> _Task objective_: Only lines containing the word "JSON" belong in the answer; copy each one from the records.
___ Information given ___
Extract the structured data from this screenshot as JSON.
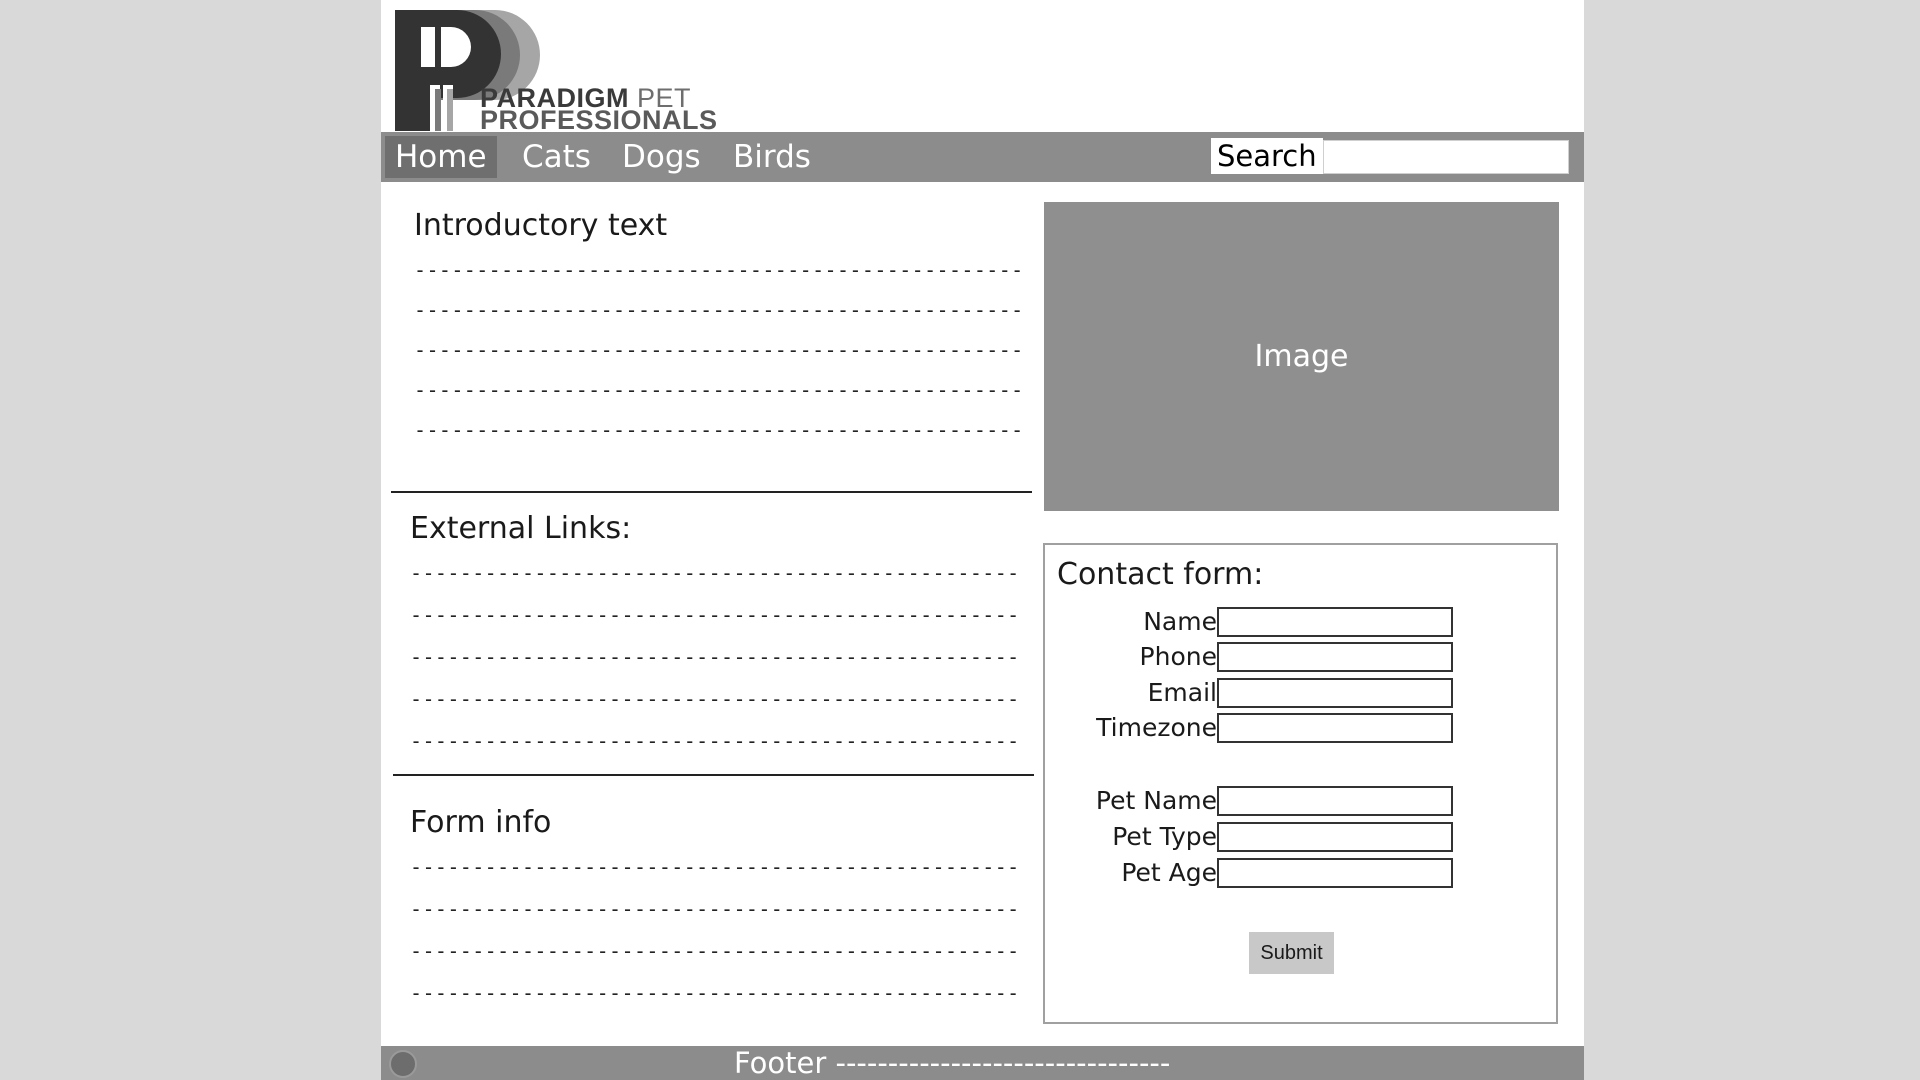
{
  "brand": {
    "line1_main": "PARADIGM",
    "line1_accent": "PET",
    "line2": "PROFESSIONALS",
    "logo_icon": "pp-logo-icon"
  },
  "nav": {
    "items": [
      {
        "label": "Home",
        "active": true
      },
      {
        "label": "Cats",
        "active": false
      },
      {
        "label": "Dogs",
        "active": false
      },
      {
        "label": "Birds",
        "active": false
      }
    ],
    "search_label": "Search",
    "search_value": ""
  },
  "intro": {
    "title": "Introductory text",
    "lines": [
      "------------------------------------------------------",
      "------------------------------------------------------",
      "------------------------------------------------------",
      "------------------------------------------------------",
      "------------------------------------------------------"
    ]
  },
  "links": {
    "title": "External Links:",
    "lines": [
      "------------------------------------------------------",
      "------------------------------------------------------",
      "------------------------------------------------------",
      "------------------------------------------------------",
      "------------------------------------------------------"
    ]
  },
  "form_info": {
    "title": "Form info",
    "lines": [
      "------------------------------------------------------",
      "------------------------------------------------------",
      "------------------------------------------------------",
      "------------------------------------------------------"
    ]
  },
  "image": {
    "label": "Image"
  },
  "contact_form": {
    "title": "Contact form:",
    "fields": {
      "name": "Name",
      "phone": "Phone",
      "email": "Email",
      "timezone": "Timezone",
      "pet_name": "Pet Name",
      "pet_type": "Pet Type",
      "pet_age": "Pet Age"
    },
    "submit_label": "Submit"
  },
  "footer": {
    "text": "Footer --------------------------------",
    "icon": "settings-icon"
  },
  "colors": {
    "page_bg": "#d9d9d9",
    "nav_bg": "#8c8c8c",
    "nav_active": "#6f6f6f",
    "image_bg": "#8f8f8f"
  }
}
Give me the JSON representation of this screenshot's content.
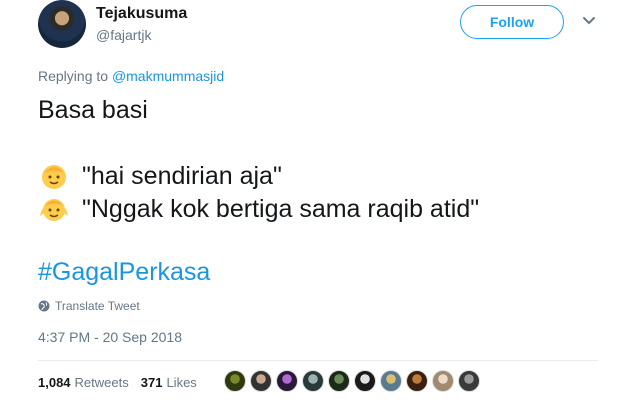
{
  "tweet": {
    "author_name": "Tejakusuma",
    "author_handle": "@fajartjk",
    "follow_label": "Follow",
    "replying_prefix": "Replying to ",
    "replying_to": "@makmummasjid",
    "lines": [
      "Basa basi",
      "\"hai sendirian aja\"",
      "\"Nggak kok bertiga sama raqib atid\""
    ],
    "hashtag": "#GagalPerkasa",
    "translate_label": "Translate Tweet",
    "timestamp": "4:37 PM - 20 Sep 2018",
    "retweets_count": "1,084",
    "retweets_label": "Retweets",
    "likes_count": "371",
    "likes_label": "Likes"
  },
  "colors": {
    "accent": "#1da1f2",
    "link": "#1b95e0",
    "secondary_text": "#657786",
    "primary_text": "#14171a",
    "divider": "#e6ecf0"
  },
  "icons": [
    "chevron-down-icon",
    "globe-icon",
    "baby-emoji-icon",
    "baby-angel-emoji-icon"
  ]
}
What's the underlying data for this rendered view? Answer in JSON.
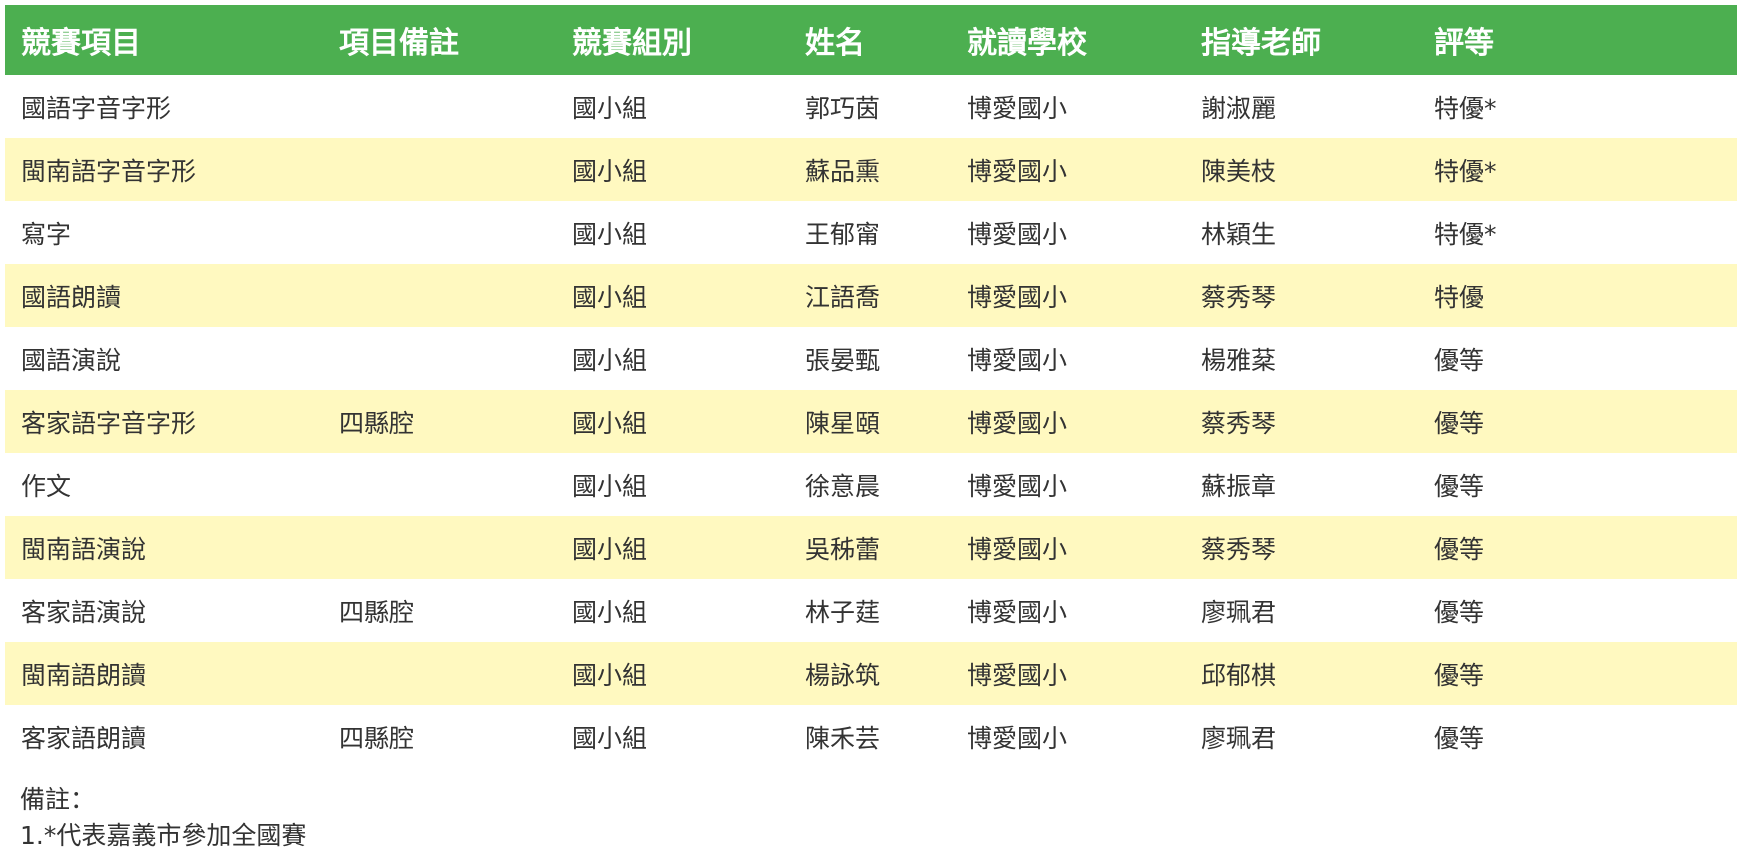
{
  "colors": {
    "header_bg": "#4caf50",
    "header_text": "#ffffff",
    "stripe_bg": "#fff9c0",
    "body_text": "#333333"
  },
  "table": {
    "headers": [
      "競賽項目",
      "項目備註",
      "競賽組別",
      "姓名",
      "就讀學校",
      "指導老師",
      "評等"
    ],
    "rows": [
      [
        "國語字音字形",
        "",
        "國小組",
        "郭巧茵",
        "博愛國小",
        "謝淑麗",
        "特優*"
      ],
      [
        "閩南語字音字形",
        "",
        "國小組",
        "蘇品熏",
        "博愛國小",
        "陳美枝",
        "特優*"
      ],
      [
        "寫字",
        "",
        "國小組",
        "王郁甯",
        "博愛國小",
        "林穎生",
        "特優*"
      ],
      [
        "國語朗讀",
        "",
        "國小組",
        "江語喬",
        "博愛國小",
        "蔡秀琴",
        "特優"
      ],
      [
        "國語演說",
        "",
        "國小組",
        "張晏甄",
        "博愛國小",
        "楊雅棻",
        "優等"
      ],
      [
        "客家語字音字形",
        "四縣腔",
        "國小組",
        "陳星頤",
        "博愛國小",
        "蔡秀琴",
        "優等"
      ],
      [
        "作文",
        "",
        "國小組",
        "徐意晨",
        "博愛國小",
        "蘇振章",
        "優等"
      ],
      [
        "閩南語演說",
        "",
        "國小組",
        "吳秭蕾",
        "博愛國小",
        "蔡秀琴",
        "優等"
      ],
      [
        "客家語演說",
        "四縣腔",
        "國小組",
        "林子莛",
        "博愛國小",
        "廖珮君",
        "優等"
      ],
      [
        "閩南語朗讀",
        "",
        "國小組",
        "楊詠筑",
        "博愛國小",
        "邱郁棋",
        "優等"
      ],
      [
        "客家語朗讀",
        "四縣腔",
        "國小組",
        "陳禾芸",
        "博愛國小",
        "廖珮君",
        "優等"
      ]
    ]
  },
  "notes": {
    "title": "備註：",
    "line1": "1.*代表嘉義市參加全國賽"
  }
}
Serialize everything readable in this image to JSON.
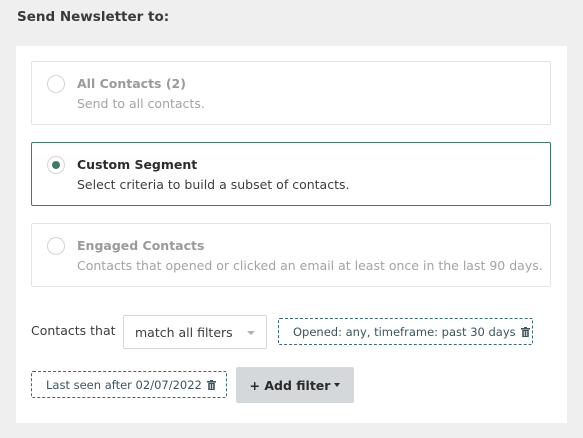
{
  "heading": "Send Newsletter to:",
  "options": [
    {
      "title": "All Contacts (2)",
      "description": "Send to all contacts.",
      "selected": false
    },
    {
      "title": "Custom Segment",
      "description": "Select criteria to build a subset of contacts.",
      "selected": true
    },
    {
      "title": "Engaged Contacts",
      "description": "Contacts that opened or clicked an email at least once in the last 90 days.",
      "selected": false
    }
  ],
  "filters": {
    "label": "Contacts that",
    "match_select": {
      "value": "match all filters"
    },
    "chips": [
      {
        "text": "Opened: any, timeframe: past 30 days",
        "icon": "trash-icon"
      },
      {
        "text": "Last seen after 02/07/2022",
        "icon": "trash-icon"
      }
    ],
    "add_filter_label": "+ Add filter"
  },
  "colors": {
    "accent": "#3c7d63",
    "chip_border": "#3a6b78",
    "add_button_bg": "#d4d8da"
  }
}
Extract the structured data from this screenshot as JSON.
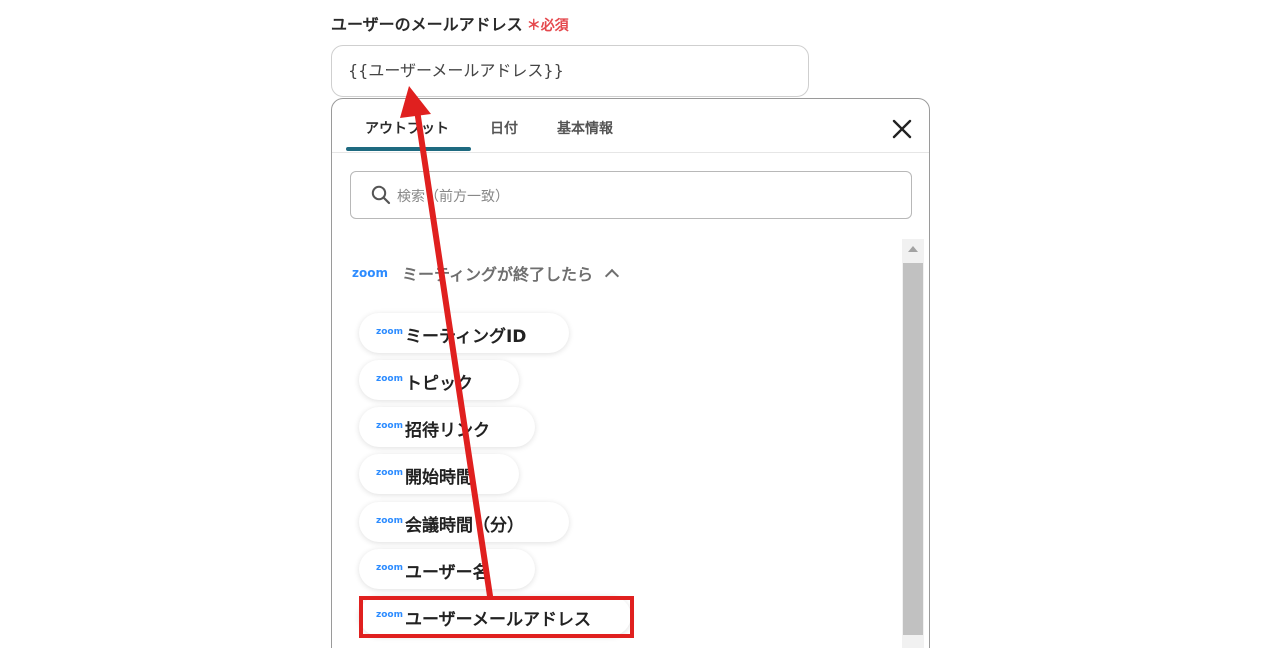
{
  "field": {
    "label": "ユーザーのメールアドレス",
    "required_mark": "＊",
    "required_text": "必須",
    "value": "{{ユーザーメールアドレス}}"
  },
  "tabs": [
    {
      "label": "アウトプット",
      "active": true
    },
    {
      "label": "日付",
      "active": false
    },
    {
      "label": "基本情報",
      "active": false
    }
  ],
  "search": {
    "placeholder": "検索（前方一致）"
  },
  "group": {
    "logo": "zoom",
    "title": "ミーティングが終了したら"
  },
  "items": [
    {
      "logo": "zoom",
      "label": "ミーティングID"
    },
    {
      "logo": "zoom",
      "label": "トピック"
    },
    {
      "logo": "zoom",
      "label": "招待リンク"
    },
    {
      "logo": "zoom",
      "label": "開始時間"
    },
    {
      "logo": "zoom",
      "label": "会議時間（分）"
    },
    {
      "logo": "zoom",
      "label": "ユーザー名"
    },
    {
      "logo": "zoom",
      "label": "ユーザーメールアドレス"
    }
  ],
  "annotation": {
    "color": "#e0201f"
  },
  "colors": {
    "accent": "#1e6a80",
    "required": "#e5484d",
    "zoom": "#2d8cff"
  },
  "icons": {
    "close": "close-icon",
    "search": "search-icon",
    "chevron": "chevron-up-icon"
  }
}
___
> _Solution for this task_:
Extract the structured data from this screenshot as JSON.
Give me the JSON representation of this screenshot's content.
What's the underlying data for this rendered view? Answer in JSON.
Serialize everything readable in this image to JSON.
Extract the structured data from this screenshot as JSON.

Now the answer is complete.